• Task directions:
The response should contain every entry, reproduced exactly.

• Task data:
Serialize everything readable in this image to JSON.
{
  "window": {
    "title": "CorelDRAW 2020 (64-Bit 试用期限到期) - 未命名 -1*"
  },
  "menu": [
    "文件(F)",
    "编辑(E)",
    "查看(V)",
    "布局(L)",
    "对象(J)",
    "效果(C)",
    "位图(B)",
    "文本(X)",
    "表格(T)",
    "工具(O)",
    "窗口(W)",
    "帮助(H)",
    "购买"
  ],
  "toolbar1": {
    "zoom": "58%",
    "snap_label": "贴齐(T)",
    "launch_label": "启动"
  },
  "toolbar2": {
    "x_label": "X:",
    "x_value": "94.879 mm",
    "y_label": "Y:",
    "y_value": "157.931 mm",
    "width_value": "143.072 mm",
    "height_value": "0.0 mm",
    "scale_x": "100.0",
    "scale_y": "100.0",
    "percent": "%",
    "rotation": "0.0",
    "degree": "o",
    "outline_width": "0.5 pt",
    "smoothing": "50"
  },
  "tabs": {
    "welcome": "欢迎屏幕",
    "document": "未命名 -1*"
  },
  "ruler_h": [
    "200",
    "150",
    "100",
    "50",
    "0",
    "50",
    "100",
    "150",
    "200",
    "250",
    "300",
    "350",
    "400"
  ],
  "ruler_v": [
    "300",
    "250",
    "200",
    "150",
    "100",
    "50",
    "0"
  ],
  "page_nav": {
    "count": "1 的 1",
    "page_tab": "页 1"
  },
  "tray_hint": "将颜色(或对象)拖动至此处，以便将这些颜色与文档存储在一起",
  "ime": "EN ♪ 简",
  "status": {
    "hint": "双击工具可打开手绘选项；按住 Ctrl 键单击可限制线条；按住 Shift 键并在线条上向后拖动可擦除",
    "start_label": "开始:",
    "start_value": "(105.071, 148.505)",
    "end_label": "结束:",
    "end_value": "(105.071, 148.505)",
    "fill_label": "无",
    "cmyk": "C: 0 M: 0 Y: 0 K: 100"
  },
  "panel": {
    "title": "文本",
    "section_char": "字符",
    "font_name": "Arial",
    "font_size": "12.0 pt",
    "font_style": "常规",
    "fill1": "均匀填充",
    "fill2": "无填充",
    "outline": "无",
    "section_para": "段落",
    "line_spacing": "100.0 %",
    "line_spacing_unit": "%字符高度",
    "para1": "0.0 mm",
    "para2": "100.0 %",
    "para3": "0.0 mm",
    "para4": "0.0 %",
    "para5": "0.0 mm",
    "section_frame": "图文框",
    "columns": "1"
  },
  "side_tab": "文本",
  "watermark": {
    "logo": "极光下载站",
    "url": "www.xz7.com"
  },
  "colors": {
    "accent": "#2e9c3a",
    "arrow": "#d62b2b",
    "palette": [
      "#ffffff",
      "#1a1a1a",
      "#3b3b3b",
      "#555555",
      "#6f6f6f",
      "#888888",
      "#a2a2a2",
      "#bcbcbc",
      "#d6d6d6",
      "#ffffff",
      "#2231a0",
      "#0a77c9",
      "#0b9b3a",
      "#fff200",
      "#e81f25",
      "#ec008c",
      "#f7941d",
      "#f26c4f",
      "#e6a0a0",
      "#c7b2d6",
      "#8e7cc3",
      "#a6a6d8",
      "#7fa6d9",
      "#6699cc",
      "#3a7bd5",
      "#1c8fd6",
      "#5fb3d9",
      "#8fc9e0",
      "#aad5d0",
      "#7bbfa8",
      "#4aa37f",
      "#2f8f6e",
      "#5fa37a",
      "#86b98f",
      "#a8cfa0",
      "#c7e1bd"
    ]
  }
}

• Solution to this task:
Serialize everything readable in this image to JSON.
{
  "window": {
    "title": "CorelDRAW 2020 (64-Bit 试用期限到期) - 未命名 -1*"
  },
  "menu": [
    "文件(F)",
    "编辑(E)",
    "查看(V)",
    "布局(L)",
    "对象(J)",
    "效果(C)",
    "位图(B)",
    "文本(X)",
    "表格(T)",
    "工具(O)",
    "窗口(W)",
    "帮助(H)",
    "购买"
  ],
  "toolbar1": {
    "zoom": "58%",
    "snap_label": "贴齐(T)",
    "launch_label": "启动"
  },
  "toolbar2": {
    "x_label": "X:",
    "x_value": "94.879 mm",
    "y_label": "Y:",
    "y_value": "157.931 mm",
    "width_value": "143.072 mm",
    "height_value": "0.0 mm",
    "scale_x": "100.0",
    "scale_y": "100.0",
    "percent": "%",
    "rotation": "0.0",
    "degree": "o",
    "outline_width": "0.5 pt",
    "smoothing": "50"
  },
  "tabs": {
    "welcome": "欢迎屏幕",
    "document": "未命名 -1*"
  },
  "ruler_h": [
    "200",
    "150",
    "100",
    "50",
    "0",
    "50",
    "100",
    "150",
    "200",
    "250",
    "300",
    "350",
    "400"
  ],
  "ruler_v": [
    "300",
    "250",
    "200",
    "150",
    "100",
    "50",
    "0"
  ],
  "page_nav": {
    "count": "1 的 1",
    "page_tab": "页 1"
  },
  "tray_hint": "将颜色(或对象)拖动至此处，以便将这些颜色与文档存储在一起",
  "ime": "EN ♪ 简",
  "status": {
    "hint": "双击工具可打开手绘选项；按住 Ctrl 键单击可限制线条；按住 Shift 键并在线条上向后拖动可擦除",
    "start_label": "开始:",
    "start_value": "(105.071, 148.505)",
    "end_label": "结束:",
    "end_value": "(105.071, 148.505)",
    "fill_label": "无",
    "cmyk": "C: 0 M: 0 Y: 0 K: 100"
  },
  "panel": {
    "title": "文本",
    "section_char": "字符",
    "font_name": "Arial",
    "font_size": "12.0 pt",
    "font_style": "常规",
    "fill1": "均匀填充",
    "fill2": "无填充",
    "outline": "无",
    "section_para": "段落",
    "line_spacing": "100.0 %",
    "line_spacing_unit": "%字符高度",
    "para1": "0.0 mm",
    "para2": "100.0 %",
    "para3": "0.0 mm",
    "para4": "0.0 %",
    "para5": "0.0 mm",
    "section_frame": "图文框",
    "columns": "1"
  },
  "side_tab": "文本",
  "watermark": {
    "logo": "极光下载站",
    "url": "www.xz7.com"
  },
  "colors": {
    "accent": "#2e9c3a",
    "arrow": "#d62b2b",
    "palette": [
      "#ffffff",
      "#1a1a1a",
      "#3b3b3b",
      "#555555",
      "#6f6f6f",
      "#888888",
      "#a2a2a2",
      "#bcbcbc",
      "#d6d6d6",
      "#ffffff",
      "#2231a0",
      "#0a77c9",
      "#0b9b3a",
      "#fff200",
      "#e81f25",
      "#ec008c",
      "#f7941d",
      "#f26c4f",
      "#e6a0a0",
      "#c7b2d6",
      "#8e7cc3",
      "#a6a6d8",
      "#7fa6d9",
      "#6699cc",
      "#3a7bd5",
      "#1c8fd6",
      "#5fb3d9",
      "#8fc9e0",
      "#aad5d0",
      "#7bbfa8",
      "#4aa37f",
      "#2f8f6e",
      "#5fa37a",
      "#86b98f",
      "#a8cfa0",
      "#c7e1bd"
    ]
  }
}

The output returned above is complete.